▸ Required action:
An identical copy of the records below is the expected result.

====== Material provided ======

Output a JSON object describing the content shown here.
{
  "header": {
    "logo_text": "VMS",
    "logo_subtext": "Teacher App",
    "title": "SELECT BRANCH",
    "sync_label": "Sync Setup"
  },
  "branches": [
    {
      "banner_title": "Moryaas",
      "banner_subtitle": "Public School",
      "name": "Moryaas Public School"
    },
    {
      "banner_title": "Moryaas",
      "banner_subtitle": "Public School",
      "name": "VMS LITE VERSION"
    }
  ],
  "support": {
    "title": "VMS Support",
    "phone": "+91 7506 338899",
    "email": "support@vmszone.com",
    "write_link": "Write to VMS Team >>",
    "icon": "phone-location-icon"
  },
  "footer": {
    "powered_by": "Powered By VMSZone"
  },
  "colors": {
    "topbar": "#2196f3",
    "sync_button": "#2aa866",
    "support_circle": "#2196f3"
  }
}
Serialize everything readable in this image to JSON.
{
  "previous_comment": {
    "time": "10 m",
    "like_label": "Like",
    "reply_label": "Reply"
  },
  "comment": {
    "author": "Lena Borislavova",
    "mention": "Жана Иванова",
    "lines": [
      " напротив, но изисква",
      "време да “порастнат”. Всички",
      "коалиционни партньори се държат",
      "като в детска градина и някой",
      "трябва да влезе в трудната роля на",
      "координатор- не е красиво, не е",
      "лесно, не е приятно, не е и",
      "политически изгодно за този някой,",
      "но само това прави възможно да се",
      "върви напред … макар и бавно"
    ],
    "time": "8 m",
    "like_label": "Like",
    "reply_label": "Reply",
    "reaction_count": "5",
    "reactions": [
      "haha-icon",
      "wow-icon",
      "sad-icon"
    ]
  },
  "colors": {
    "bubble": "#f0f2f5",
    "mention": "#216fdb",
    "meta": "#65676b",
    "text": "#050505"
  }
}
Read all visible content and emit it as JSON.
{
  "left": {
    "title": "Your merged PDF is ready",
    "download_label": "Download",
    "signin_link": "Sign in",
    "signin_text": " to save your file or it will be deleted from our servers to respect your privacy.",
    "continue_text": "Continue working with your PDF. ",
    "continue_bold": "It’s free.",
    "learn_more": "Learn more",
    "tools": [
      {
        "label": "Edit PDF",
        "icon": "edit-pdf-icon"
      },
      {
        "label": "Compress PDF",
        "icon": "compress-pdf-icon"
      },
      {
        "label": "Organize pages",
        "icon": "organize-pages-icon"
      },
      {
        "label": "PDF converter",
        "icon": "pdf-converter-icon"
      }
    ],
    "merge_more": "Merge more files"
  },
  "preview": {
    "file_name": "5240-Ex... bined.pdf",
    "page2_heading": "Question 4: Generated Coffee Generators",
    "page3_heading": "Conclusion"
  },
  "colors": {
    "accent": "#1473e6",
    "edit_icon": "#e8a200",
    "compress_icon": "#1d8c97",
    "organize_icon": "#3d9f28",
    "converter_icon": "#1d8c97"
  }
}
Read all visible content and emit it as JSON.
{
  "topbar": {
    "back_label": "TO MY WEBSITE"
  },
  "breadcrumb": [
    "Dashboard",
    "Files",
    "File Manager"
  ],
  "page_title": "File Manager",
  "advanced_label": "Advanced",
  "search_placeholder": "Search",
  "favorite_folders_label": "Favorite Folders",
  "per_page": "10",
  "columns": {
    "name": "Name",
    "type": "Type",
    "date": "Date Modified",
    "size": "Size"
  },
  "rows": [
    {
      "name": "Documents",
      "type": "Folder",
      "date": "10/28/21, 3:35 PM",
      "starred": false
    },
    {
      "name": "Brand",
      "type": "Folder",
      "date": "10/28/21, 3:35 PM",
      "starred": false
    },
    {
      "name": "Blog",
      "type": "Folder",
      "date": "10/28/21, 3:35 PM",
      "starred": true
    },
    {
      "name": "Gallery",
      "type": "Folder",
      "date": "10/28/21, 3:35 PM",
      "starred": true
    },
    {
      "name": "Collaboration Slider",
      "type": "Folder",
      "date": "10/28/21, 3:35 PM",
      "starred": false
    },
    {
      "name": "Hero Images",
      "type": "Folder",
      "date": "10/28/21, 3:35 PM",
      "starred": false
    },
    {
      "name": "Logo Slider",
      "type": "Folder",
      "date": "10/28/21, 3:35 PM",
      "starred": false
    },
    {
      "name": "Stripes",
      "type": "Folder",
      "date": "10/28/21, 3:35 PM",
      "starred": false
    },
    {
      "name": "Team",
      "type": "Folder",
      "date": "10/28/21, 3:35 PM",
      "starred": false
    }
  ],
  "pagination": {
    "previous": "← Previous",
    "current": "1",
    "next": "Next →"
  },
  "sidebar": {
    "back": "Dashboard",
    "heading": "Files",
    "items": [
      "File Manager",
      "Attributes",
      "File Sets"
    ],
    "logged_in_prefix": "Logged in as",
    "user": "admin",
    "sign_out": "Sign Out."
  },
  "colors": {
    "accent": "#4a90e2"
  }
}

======

▸ The answer:
Output a JSON object describing the content shown here.
{
  "header": {
    "logo_text": "VMS",
    "logo_subtext": "Teacher App",
    "title": "SELECT BRANCH",
    "sync_label": "Sync Setup"
  },
  "branches": [
    {
      "banner_title": "Moryaas",
      "banner_subtitle": "Public School",
      "name": "Moryaas Public School"
    },
    {
      "banner_title": "Moryaas",
      "banner_subtitle": "Public School",
      "name": "VMS LITE VERSION"
    }
  ],
  "support": {
    "title": "VMS Support",
    "phone": "+91 7506 338899",
    "email": "support@vmszone.com",
    "write_link": "Write to VMS Team >>",
    "icon": "phone-location-icon"
  },
  "footer": {
    "powered_by": "Powered By VMSZone"
  },
  "colors": {
    "topbar": "#2196f3",
    "sync_button": "#2aa866",
    "support_circle": "#2196f3"
  }
}
Serialize everything readable in this image to JSON.
{
  "previous_comment": {
    "time": "10 m",
    "like_label": "Like",
    "reply_label": "Reply"
  },
  "comment": {
    "author": "Lena Borislavova",
    "mention": "Жана Иванова",
    "lines": [
      " напротив, но изисква",
      "време да “порастнат”. Всички",
      "коалиционни партньори се държат",
      "като в детска градина и някой",
      "трябва да влезе в трудната роля на",
      "координатор- не е красиво, не е",
      "лесно, не е приятно, не е и",
      "политически изгодно за този някой,",
      "но само това прави възможно да се",
      "върви напред … макар и бавно"
    ],
    "time": "8 m",
    "like_label": "Like",
    "reply_label": "Reply",
    "reaction_count": "5",
    "reactions": [
      "haha-icon",
      "wow-icon",
      "sad-icon"
    ]
  },
  "colors": {
    "bubble": "#f0f2f5",
    "mention": "#216fdb",
    "meta": "#65676b",
    "text": "#050505"
  }
}
Read all visible content and emit it as JSON.
{
  "left": {
    "title": "Your merged PDF is ready",
    "download_label": "Download",
    "signin_link": "Sign in",
    "signin_text": " to save your file or it will be deleted from our servers to respect your privacy.",
    "continue_text": "Continue working with your PDF. ",
    "continue_bold": "It’s free.",
    "learn_more": "Learn more",
    "tools": [
      {
        "label": "Edit PDF",
        "icon": "edit-pdf-icon"
      },
      {
        "label": "Compress PDF",
        "icon": "compress-pdf-icon"
      },
      {
        "label": "Organize pages",
        "icon": "organize-pages-icon"
      },
      {
        "label": "PDF converter",
        "icon": "pdf-converter-icon"
      }
    ],
    "merge_more": "Merge more files"
  },
  "preview": {
    "file_name": "5240-Ex... bined.pdf",
    "page2_heading": "Question 4: Generated Coffee Generators",
    "page3_heading": "Conclusion"
  },
  "colors": {
    "accent": "#1473e6",
    "edit_icon": "#e8a200",
    "compress_icon": "#1d8c97",
    "organize_icon": "#3d9f28",
    "converter_icon": "#1d8c97"
  }
}
Read all visible content and emit it as JSON.
{
  "topbar": {
    "back_label": "TO MY WEBSITE"
  },
  "breadcrumb": [
    "Dashboard",
    "Files",
    "File Manager"
  ],
  "page_title": "File Manager",
  "advanced_label": "Advanced",
  "search_placeholder": "Search",
  "favorite_folders_label": "Favorite Folders",
  "per_page": "10",
  "columns": {
    "name": "Name",
    "type": "Type",
    "date": "Date Modified",
    "size": "Size"
  },
  "rows": [
    {
      "name": "Documents",
      "type": "Folder",
      "date": "10/28/21, 3:35 PM",
      "starred": false
    },
    {
      "name": "Brand",
      "type": "Folder",
      "date": "10/28/21, 3:35 PM",
      "starred": false
    },
    {
      "name": "Blog",
      "type": "Folder",
      "date": "10/28/21, 3:35 PM",
      "starred": true
    },
    {
      "name": "Gallery",
      "type": "Folder",
      "date": "10/28/21, 3:35 PM",
      "starred": true
    },
    {
      "name": "Collaboration Slider",
      "type": "Folder",
      "date": "10/28/21, 3:35 PM",
      "starred": false
    },
    {
      "name": "Hero Images",
      "type": "Folder",
      "date": "10/28/21, 3:35 PM",
      "starred": false
    },
    {
      "name": "Logo Slider",
      "type": "Folder",
      "date": "10/28/21, 3:35 PM",
      "starred": false
    },
    {
      "name": "Stripes",
      "type": "Folder",
      "date": "10/28/21, 3:35 PM",
      "starred": false
    },
    {
      "name": "Team",
      "type": "Folder",
      "date": "10/28/21, 3:35 PM",
      "starred": false
    }
  ],
  "pagination": {
    "previous": "← Previous",
    "current": "1",
    "next": "Next →"
  },
  "sidebar": {
    "back": "Dashboard",
    "heading": "Files",
    "items": [
      "File Manager",
      "Attributes",
      "File Sets"
    ],
    "logged_in_prefix": "Logged in as",
    "user": "admin",
    "sign_out": "Sign Out."
  },
  "colors": {
    "accent": "#4a90e2"
  }
}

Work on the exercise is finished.